ACTIVITY |
Type out every entry again, character for character.

SUPPLIED MATERIAL |
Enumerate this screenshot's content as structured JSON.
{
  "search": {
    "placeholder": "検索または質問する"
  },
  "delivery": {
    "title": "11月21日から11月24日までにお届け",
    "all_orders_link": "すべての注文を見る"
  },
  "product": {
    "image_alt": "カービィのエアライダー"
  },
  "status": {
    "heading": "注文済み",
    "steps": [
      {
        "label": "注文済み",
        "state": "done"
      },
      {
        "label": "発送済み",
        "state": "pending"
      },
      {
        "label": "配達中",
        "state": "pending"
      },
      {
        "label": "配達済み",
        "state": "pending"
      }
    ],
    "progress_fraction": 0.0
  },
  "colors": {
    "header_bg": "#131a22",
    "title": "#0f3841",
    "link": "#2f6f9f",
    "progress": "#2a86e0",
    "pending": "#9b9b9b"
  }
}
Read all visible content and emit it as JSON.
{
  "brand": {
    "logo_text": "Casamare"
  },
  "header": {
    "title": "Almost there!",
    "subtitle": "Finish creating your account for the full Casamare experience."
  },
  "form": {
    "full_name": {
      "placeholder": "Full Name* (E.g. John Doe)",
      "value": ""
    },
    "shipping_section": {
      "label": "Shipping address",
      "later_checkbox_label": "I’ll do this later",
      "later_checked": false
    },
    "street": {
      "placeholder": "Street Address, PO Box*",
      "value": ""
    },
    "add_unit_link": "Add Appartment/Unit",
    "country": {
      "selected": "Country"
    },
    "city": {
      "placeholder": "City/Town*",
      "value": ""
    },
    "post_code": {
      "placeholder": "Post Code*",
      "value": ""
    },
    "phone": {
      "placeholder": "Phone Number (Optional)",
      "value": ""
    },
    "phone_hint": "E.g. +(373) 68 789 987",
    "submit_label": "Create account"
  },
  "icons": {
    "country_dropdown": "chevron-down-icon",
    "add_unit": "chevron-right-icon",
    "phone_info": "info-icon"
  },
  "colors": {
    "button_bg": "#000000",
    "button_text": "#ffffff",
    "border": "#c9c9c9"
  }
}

WRITTEN SOLUTION |
Enumerate this screenshot's content as structured JSON.
{
  "search": {
    "placeholder": "検索または質問する"
  },
  "delivery": {
    "title": "11月21日から11月24日までにお届け",
    "all_orders_link": "すべての注文を見る"
  },
  "product": {
    "image_alt": "カービィのエアライダー"
  },
  "status": {
    "heading": "注文済み",
    "steps": [
      {
        "label": "注文済み",
        "state": "done"
      },
      {
        "label": "発送済み",
        "state": "pending"
      },
      {
        "label": "配達中",
        "state": "pending"
      },
      {
        "label": "配達済み",
        "state": "pending"
      }
    ],
    "progress_fraction": 0.0
  },
  "colors": {
    "header_bg": "#131a22",
    "title": "#0f3841",
    "link": "#2f6f9f",
    "progress": "#2a86e0",
    "pending": "#9b9b9b"
  }
}
Read all visible content and emit it as JSON.
{
  "brand": {
    "logo_text": "Casamare"
  },
  "header": {
    "title": "Almost there!",
    "subtitle": "Finish creating your account for the full Casamare experience."
  },
  "form": {
    "full_name": {
      "placeholder": "Full Name* (E.g. John Doe)",
      "value": ""
    },
    "shipping_section": {
      "label": "Shipping address",
      "later_checkbox_label": "I’ll do this later",
      "later_checked": false
    },
    "street": {
      "placeholder": "Street Address, PO Box*",
      "value": ""
    },
    "add_unit_link": "Add Appartment/Unit",
    "country": {
      "selected": "Country"
    },
    "city": {
      "placeholder": "City/Town*",
      "value": ""
    },
    "post_code": {
      "placeholder": "Post Code*",
      "value": ""
    },
    "phone": {
      "placeholder": "Phone Number (Optional)",
      "value": ""
    },
    "phone_hint": "E.g. +(373) 68 789 987",
    "submit_label": "Create account"
  },
  "icons": {
    "country_dropdown": "chevron-down-icon",
    "add_unit": "chevron-right-icon",
    "phone_info": "info-icon"
  },
  "colors": {
    "button_bg": "#000000",
    "button_text": "#ffffff",
    "border": "#c9c9c9"
  }
}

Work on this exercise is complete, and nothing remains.